Dryer Fluffy Difference
When the washing is completed, you do not want to carry the entire load of waterlogged clothes back home. You want to have them nice and fluffy. And this is what the dryers do for you.
If you could take one of the washing machines from the laundromat and use it at home (assuming you could carry it), the dryers are a different matter.
In the laundromat next door, there are several huge, industrial-grade dryers. During the rainy season, when moisture creeps in everywhere and the temperature creeping upwards creates ideal conditions for mold to grow, people dry their things an extra time. The dryers are also big enough to dry bed linen and blankets.
Step On The Gas
The dryers cost 100 yen per 10 minutes, and if you use two or three dryers for a load, then 20 minutes per dryer is probably enough. It still means 600 yen, and with the 300 yen you already put in, you are almost at the 1000 yen the big, self-running machines cost.
Since there are two dryers, you need to know which you are putting money in. 上 means up and 下 means down, so that makes it easy to figure out.
These dryers are gas-powered, which means they get very hot very fast, so you need to load them in a way that lets the air circulate between the items you put in. And be careful if you dry items with zippers and hooks. They may become very hot, even though the dryer runs a special cooling-down cycle before you can open it.
Did you find this interesting? Would you like to know more about traveling with kids in Asia and beyond? Let me know by signing up to my mailng list!
I am Wisterian Watertree, recently moved from Bangkok to Tokyo, with a brief visit to Honolulu on the way. I write about travel, especially with our three beautiful kids (two girls and one boy, soon turning six - yes. they are triplets). Travel is education and fun rolled into one, and if you are like me, that is something you want to give to your kids. If you want more tips and want to find out when I will publish something, get it from my email list.

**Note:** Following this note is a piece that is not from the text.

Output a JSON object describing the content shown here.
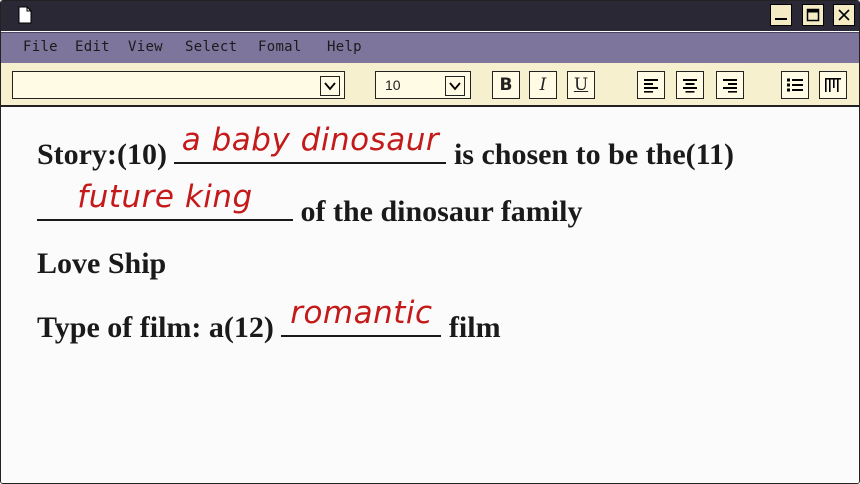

If you want to be personal, drop me a note on firstname.lastname@example.org, or if you want general tips, follow me on Twitter @wisterianw.